“He had just gotten access to pasture for the first time in his life, and nothing, not even molasses, was more interesting or exciting than grazing,” Ms. Prasad Shreckengast, whom Hayes nuzzled lovingly when she stopped by, said this. the pasture.
Some of their studies might not work out. the Researchers acknowledged that their methods are still in development. There are clear areas. for Improvement: They didn’t conduct the chicken study “blind,” They knew which chickens were in the house, which is a sign that they had a good knowledge of their surroundings. the Which were in the control group, and which weren’t. As a consequence, the Researchers may have been unconsciously influenced the birds’ behavior, especially if they were hoping for You will get a particular result.
“We did our best to avoid unintentional cuing by remaining still, keeping our heads down and stepping away from the testing arena when possible,” Ms. Prasad-Shreckengast said. She acknowledged that she was sorry. “We recognize this is a limitation of our study design and plan to address it in our eventual manuscript.”

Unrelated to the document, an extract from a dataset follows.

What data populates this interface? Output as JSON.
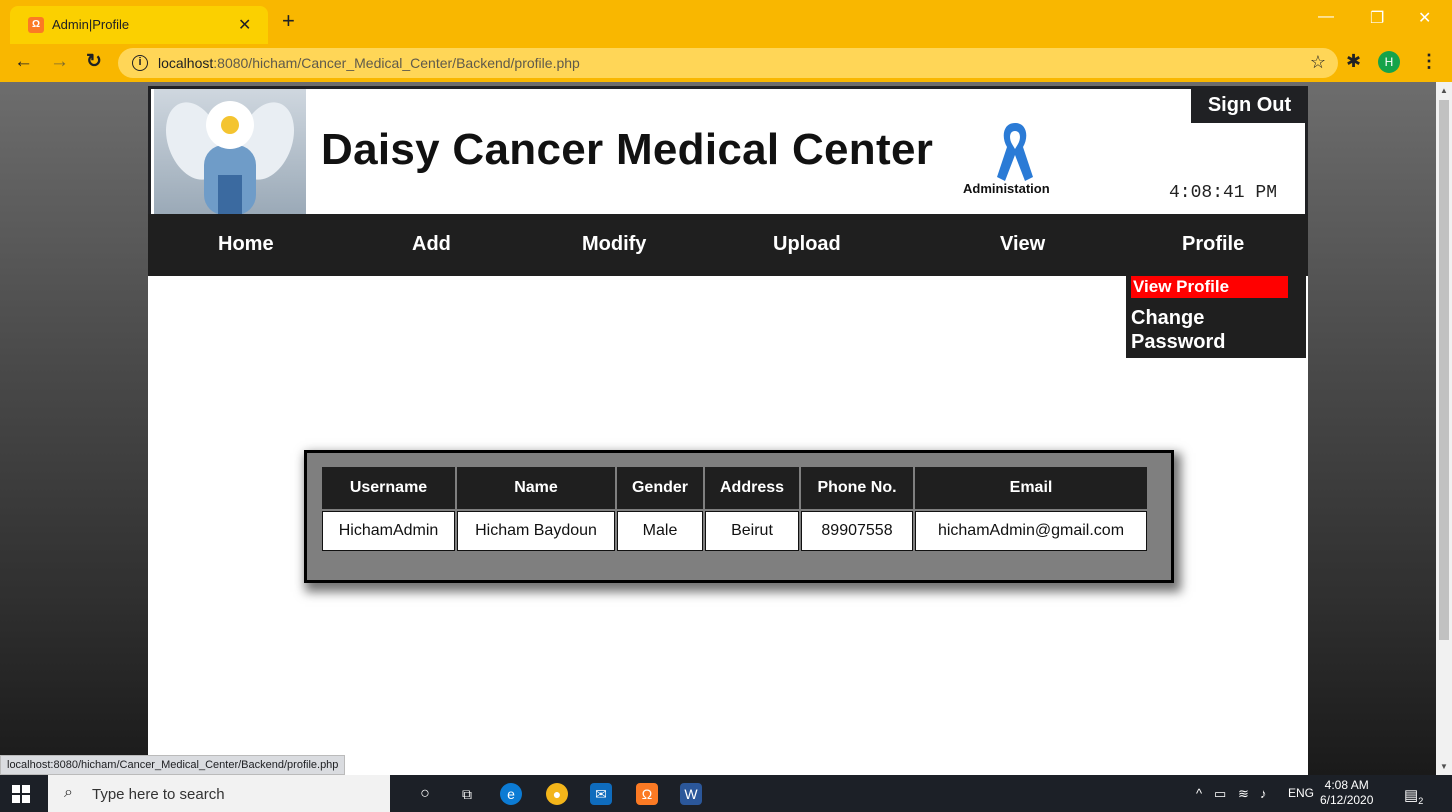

The researchers might be open and honest about their values and mission but Dr. Gruen is not the only one who brings a perspective to their work. the Notably, an animal ethicist. Many biomedical scientists have done their calculations. the The possibility of alleviating suffering is greater than the risk the Lab animals suffer the same suffering. “Values enter into scientific practice at every level,” Dr. Gruen said. “I don’t think it’s unusual that the values are there — I think it’s unusual that those values are there.”

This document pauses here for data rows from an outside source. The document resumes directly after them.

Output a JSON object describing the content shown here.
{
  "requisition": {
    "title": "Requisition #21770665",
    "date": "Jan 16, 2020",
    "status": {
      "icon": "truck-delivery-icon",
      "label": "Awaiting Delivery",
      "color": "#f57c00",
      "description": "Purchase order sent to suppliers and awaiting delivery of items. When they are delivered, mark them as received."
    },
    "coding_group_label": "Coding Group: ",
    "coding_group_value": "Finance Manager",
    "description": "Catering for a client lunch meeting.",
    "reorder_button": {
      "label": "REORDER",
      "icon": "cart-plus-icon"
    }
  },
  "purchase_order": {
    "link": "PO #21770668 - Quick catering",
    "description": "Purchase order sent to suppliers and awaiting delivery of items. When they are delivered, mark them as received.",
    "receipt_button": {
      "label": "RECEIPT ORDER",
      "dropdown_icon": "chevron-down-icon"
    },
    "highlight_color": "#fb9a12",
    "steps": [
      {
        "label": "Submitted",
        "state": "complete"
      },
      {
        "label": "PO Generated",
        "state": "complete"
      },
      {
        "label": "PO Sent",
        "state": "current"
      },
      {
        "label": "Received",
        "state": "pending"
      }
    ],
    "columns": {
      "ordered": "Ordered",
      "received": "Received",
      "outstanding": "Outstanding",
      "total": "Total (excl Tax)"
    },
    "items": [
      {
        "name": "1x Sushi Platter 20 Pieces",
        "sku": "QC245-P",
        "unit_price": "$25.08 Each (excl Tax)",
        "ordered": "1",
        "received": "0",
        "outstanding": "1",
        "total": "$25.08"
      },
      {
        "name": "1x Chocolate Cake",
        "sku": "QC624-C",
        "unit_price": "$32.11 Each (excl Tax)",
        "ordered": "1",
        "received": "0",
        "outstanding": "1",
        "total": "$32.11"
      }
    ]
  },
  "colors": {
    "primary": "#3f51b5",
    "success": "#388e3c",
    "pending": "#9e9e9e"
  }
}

The sanctuary stated that it would publish its results regardless of their content. An advisory committee of six experts was also formed to review the research proposals. the Researches are both scientifically and ethically sound.
“To be ethical,” Becca Franks, a New York University animal welfare scientist and member of the committee, “to spend people’s time and energy and money on this and engage with the animals, the science also has to be good science.”
Take small steps
With financial support from the Financial Aid Board, the researchers are expanding their PTSD research to include animals who live on farm sanctuaries. the American Society for the Prevention of Cruelty to Animals was also funded for the chicken study. Next year the Researchers are hoping to investigate aspects of animal breeding and culture. the Turkeys have a very emotional life. They are also eager to spread the word. the Their ethics guidelines are available for other animal researchers.
“If they can show this model works, I think that could really motivate more people to try it,” Dr. Mason spoke.
However the Sanctuary wants to end animal farming, but other scientists see this type of research as a way to improve. the system. If chickens are interested in learning, for Dr. Broom suggested that poultry farmers give their birds the opportunity to do so.
“I’m not against the use of animals for a variety of purposes,” He said. “But I’m very strongly in favor of providing for needs in such a way that the welfare of each individual animal is good.”
How can you? the sanctuary’s staff members feel if their work is used to tweak, rather than eliminate, the Do you have an existing system? “If we can lessen the suffering of animals in the near term, I think that is positive,” Mr. Baur spoke. “However, we don’t want to further entrench the idea that these animals are here for us to be exploiting.”
Ms. Torgerson White acknowledged that changing public attitudes and societal practice is a long-term endeavor. However, she and her coworkers are working to move it along. the Watkins Glen is home to pastures. the Animals are people. the Residents are not scientific subjects. They are research partners.
“We’re not extracting information or knowledge from them,” Ms. Prasad-Shreckengast said. “Together, we’re learning, and they’re teaching us what they want and what they’re capable of.”